2. Secretary Pownal, we are unsure as to which of two brothers Hutchinson addressed his letter.

Their last name was incorrectly spelled with only one "l" at the end, and the error was carried over into the town's name (Pownal, Vermont). Thomas Pownall (1772-1805) enjoyed a long and successful career as an administrator in the Colonies for England, serving as lieutenant governor of Massachusetts Bay Colony, governor of South Carolina, secretary to the governor of New York and lieutenant governor of New Jersey. Thomas advocated making concessions to the colonists in hopes of avoiding bloodshed, but eventually turned and joined with Lord North's ministry, which was largely responsible for precipitating the Revolution by snubbing conciliation.

The other Pownall, John, was Thomas' elder brother who held the position of secretary of the board of trade and plantations, and later served as undersecretary of state for the American colonies and as commissioner of excise and customs. Like Thomas, he also eventually sided with the North ministry in 1775 when Edmund Burke's bill to conciliate the colonials was defeated by the English Parliament.

3. Samuel Hood (1724–1816) was a British admiral. Entering the navy in 1741, he served with distinction in the Seven Years War. In 1781 he was sent to the West Indies as second in command to Lord Rodney. He fought in many engagements in the American Revolution, including the victory (1782) over the French fleet under the comte de Grasse (who had earlier defeated Hood) off Dominica.
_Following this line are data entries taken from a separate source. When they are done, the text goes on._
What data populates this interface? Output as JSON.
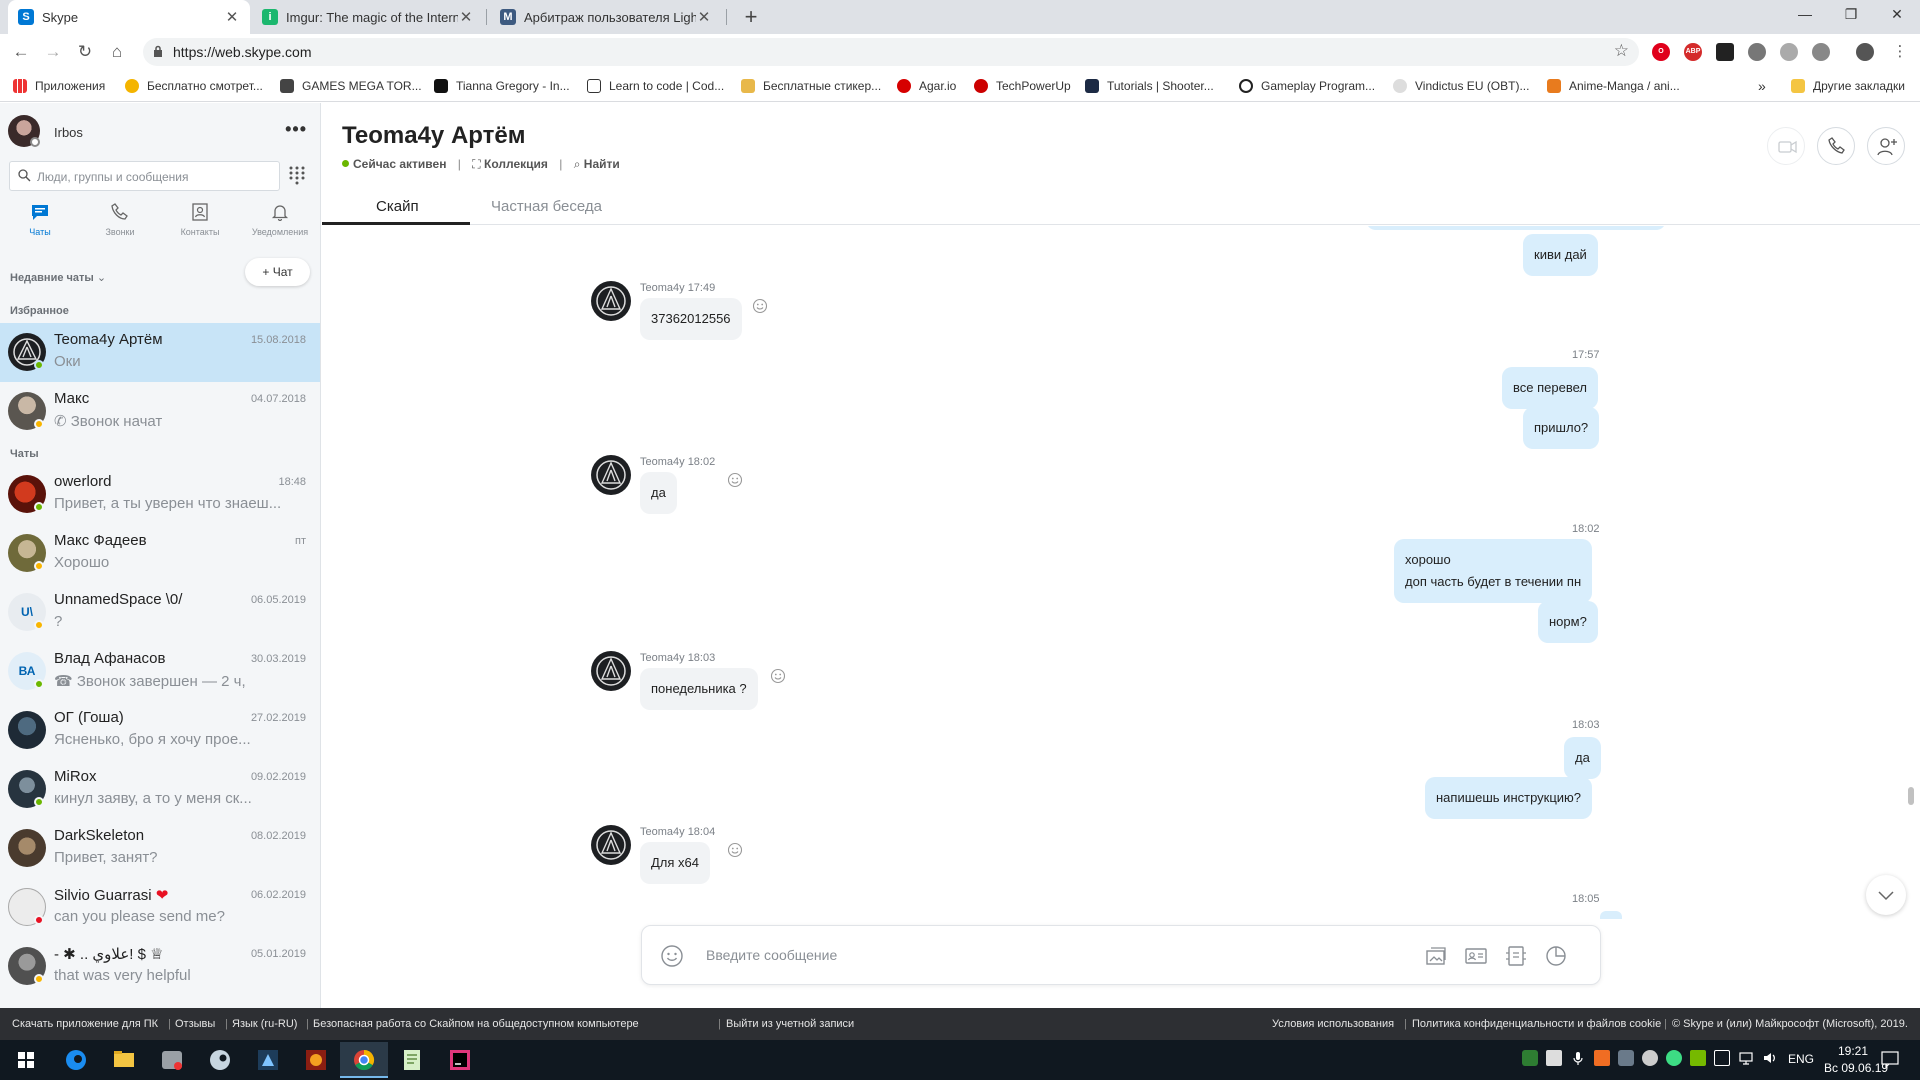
{
  "browser": {
    "tabs": [
      {
        "title": "Skype",
        "favicon": "S",
        "color": "#0078d4"
      },
      {
        "title": "Imgur: The magic of the Internet",
        "favicon": "i",
        "color": "#1bb76e"
      },
      {
        "title": "Арбитраж пользователя LightF",
        "favicon": "M",
        "color": "#3d5a80"
      }
    ],
    "url": "https://web.skype.com",
    "bookmarks": [
      "Приложения",
      "Бесплатно смотрет...",
      "GAMES MEGA TOR...",
      "Tianna Gregory - In...",
      "Learn to code | Cod...",
      "Бесплатные стикер...",
      "Agar.io",
      "TechPowerUp",
      "Tutorials | Shooter...",
      "Gameplay Program...",
      "Vindictus EU (OBT)...",
      "Anime-Manga / ani..."
    ],
    "more_bookmarks": "»",
    "other_bookmarks": "Другие закладки"
  },
  "sidebar": {
    "profile_name": "Irbos",
    "search_placeholder": "Люди, группы и сообщения",
    "nav": [
      {
        "label": "Чаты",
        "icon": "chat-icon"
      },
      {
        "label": "Звонки",
        "icon": "phone-icon"
      },
      {
        "label": "Контакты",
        "icon": "contacts-icon"
      },
      {
        "label": "Уведомления",
        "icon": "bell-icon"
      }
    ],
    "recent_label": "Недавние чаты",
    "new_chat_label": "+ Чат",
    "favorites_label": "Избранное",
    "chats_label": "Чаты",
    "favorites": [
      {
        "name": "Teoma4y Артём",
        "date": "15.08.2018",
        "preview": "Оки",
        "presence": "online",
        "avatar_color": "#1d1f22",
        "selected": true
      },
      {
        "name": "Макс",
        "date": "04.07.2018",
        "preview": "Звонок начат",
        "presence": "away",
        "avatar_color": "#5a5650",
        "call": true
      }
    ],
    "chats": [
      {
        "name": "owerlord",
        "date": "18:48",
        "preview": "Привет, а ты уверен что знаеш...",
        "presence": "online",
        "avatar_color": "#8b1e12"
      },
      {
        "name": "Макс Фадеев",
        "date": "пт",
        "preview": "Хорошо",
        "presence": "away",
        "avatar_color": "#6f6a3a"
      },
      {
        "name": "UnnamedSpace \\0/",
        "date": "06.05.2019",
        "preview": "?",
        "presence": "away",
        "avatar_color": "#e8ecf0",
        "initials": "U\\"
      },
      {
        "name": "Влад Афанасов",
        "date": "30.03.2019",
        "preview": "Звонок завершен — 2 ч,",
        "presence": "online",
        "avatar_color": "#e1eef8",
        "initials": "ВА",
        "call": true
      },
      {
        "name": "ОГ (Гоша)",
        "date": "27.02.2019",
        "preview": "Ясненько, бро я хочу прое...",
        "presence": "offline",
        "avatar_color": "#1e2a36"
      },
      {
        "name": "MiRox",
        "date": "09.02.2019",
        "preview": "кинул заяву, а то у меня ск...",
        "presence": "online",
        "avatar_color": "#27343f"
      },
      {
        "name": "DarkSkeleton",
        "date": "08.02.2019",
        "preview": "Привет, занят?",
        "presence": "none",
        "avatar_color": "#4a3b2e"
      },
      {
        "name": "Silvio Guarrasi",
        "date": "06.02.2019",
        "preview": "can you please send me?",
        "presence": "busy",
        "avatar_color": "#ececec",
        "heart": "❤"
      },
      {
        "name": "- ✱ .. علاوي! $ ♕",
        "date": "05.01.2019",
        "preview": "that was very helpful",
        "presence": "away",
        "avatar_color": "#505050"
      }
    ]
  },
  "conversation": {
    "title": "Teoma4y Артём",
    "status": "Сейчас активен",
    "collection": "Коллекция",
    "find": "Найти",
    "tabs": [
      "Скайп",
      "Частная беседа"
    ],
    "sender_name": "Teoma4y",
    "input_placeholder": "Введите сообщение",
    "messages": [
      {
        "dir": "out",
        "text": "киви дай"
      },
      {
        "dir": "in",
        "header": "Teoma4y 17:49",
        "text": "37362012556"
      },
      {
        "dir": "out",
        "time": "17:57",
        "text": "все перевел"
      },
      {
        "dir": "out",
        "text": "пришло?"
      },
      {
        "dir": "in",
        "header": "Teoma4y 18:02",
        "text": "да"
      },
      {
        "dir": "out",
        "time": "18:02",
        "text": "хорошо",
        "text2": "доп часть будет в течении пн"
      },
      {
        "dir": "out",
        "text": "норм?"
      },
      {
        "dir": "in",
        "header": "Teoma4y 18:03",
        "text": "понедельника ?"
      },
      {
        "dir": "out",
        "time": "18:03",
        "text": "да"
      },
      {
        "dir": "out",
        "text": "напишешь инструкцию?"
      },
      {
        "dir": "in",
        "header": "Teoma4y 18:04",
        "text": "Для x64"
      },
      {
        "dir": "out",
        "time": "18:05",
        "text": ""
      }
    ]
  },
  "footer": {
    "left": [
      "Скачать приложение для ПК",
      "Отзывы",
      "Язык (ru-RU)",
      "Безопасная работа со Скайпом на общедоступном компьютере",
      "Выйти из учетной записи"
    ],
    "right": [
      "Условия использования",
      "Политика конфиденциальности и файлов cookie",
      "© Skype и (или) Майкрософт (Microsoft), 2019."
    ]
  },
  "taskbar": {
    "lang": "ENG",
    "time": "19:21",
    "date": "Вс 09.06.19"
  },
  "colors": {
    "skype_blue": "#0078d4",
    "selected_chat": "#c8e4f7",
    "outgoing_bubble": "#d9eefc",
    "online": "#6bb700",
    "away": "#f8b500",
    "busy": "#e81123"
  }
}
As commander in chief in the Mediterranean he captured Toulon (1793) and Corsica (1794). He was created viscount in 1796.

4.  Captain John Linzee was commander of the HMS Beaver, like the Gaspee, stationed in Newport to enforce trade laws imposed by the British on American colonies. Admiral John Montagu(e) was Commander of the British fleet in the Northeast sector of the American colonies at the time. Lord Sandwich, also named John Montague, (and yes, the sandwich was named after Lord Sandwich) was his cousin, First Lord of the Admiralty, one of the chief strategists of British colonial policy, and from whom Admiral John Montagu presumably received accurate information that he then relayed to Hutchinson. See <> Stale link 2006.
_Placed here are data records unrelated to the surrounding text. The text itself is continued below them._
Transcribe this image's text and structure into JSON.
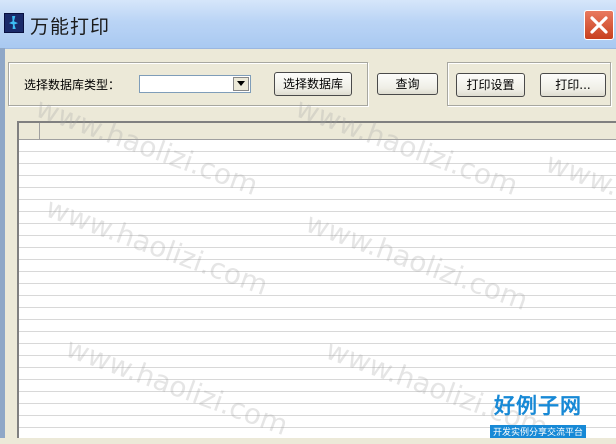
{
  "window": {
    "title": "万能打印",
    "close_icon": "close-icon",
    "app_icon": "app-icon"
  },
  "toolbar": {
    "db_type_label": "选择数据库类型：",
    "db_type_value": "",
    "select_db_button": "选择数据库",
    "query_button": "查询",
    "print_settings_button": "打印设置",
    "print_button": "打印..."
  },
  "watermark": {
    "text": "www.haolizi.com",
    "logo_main": "好例子网",
    "logo_sub": "开发实例分享交流平台"
  },
  "colors": {
    "title_bar": "#bad4f5",
    "close_button": "#d9573a",
    "window_bg": "#ece9d8",
    "logo": "#1789d6"
  }
}
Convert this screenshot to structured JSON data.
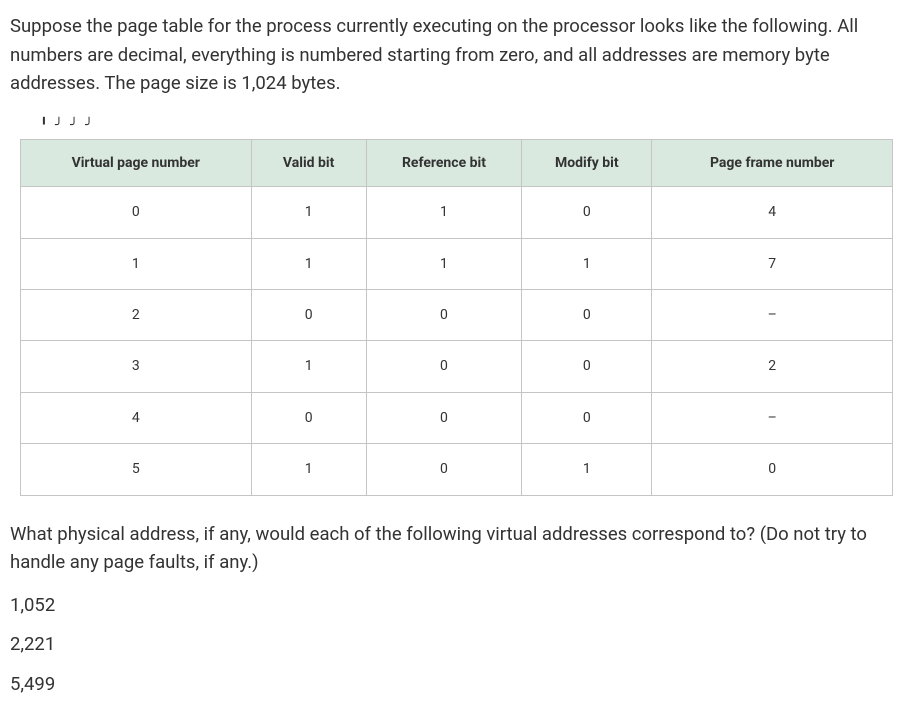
{
  "intro": "Suppose the page table for the process currently executing on the processor looks like the following. All numbers are decimal, everything is numbered starting from zero, and all addresses are memory byte addresses. The page size is 1,024 bytes.",
  "headers": {
    "vpn": "Virtual page number",
    "valid": "Valid bit",
    "ref": "Reference bit",
    "mod": "Modify bit",
    "frame": "Page frame number"
  },
  "rows": [
    {
      "vpn": "0",
      "valid": "1",
      "ref": "1",
      "mod": "0",
      "frame": "4"
    },
    {
      "vpn": "1",
      "valid": "1",
      "ref": "1",
      "mod": "1",
      "frame": "7"
    },
    {
      "vpn": "2",
      "valid": "0",
      "ref": "0",
      "mod": "0",
      "frame": "–"
    },
    {
      "vpn": "3",
      "valid": "1",
      "ref": "0",
      "mod": "0",
      "frame": "2"
    },
    {
      "vpn": "4",
      "valid": "0",
      "ref": "0",
      "mod": "0",
      "frame": "–"
    },
    {
      "vpn": "5",
      "valid": "1",
      "ref": "0",
      "mod": "1",
      "frame": "0"
    }
  ],
  "question": "What physical address, if any, would each of the following virtual addresses correspond to? (Do not try to handle any page faults, if any.)",
  "addresses": [
    "1,052",
    "2,221",
    "5,499"
  ]
}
Back to Top    |    Back to Gaspee Virtual Archives

Originally Posted to Gaspee Virtual Archives 7/2002    Last Revised 7/2009    Hutchinson.htm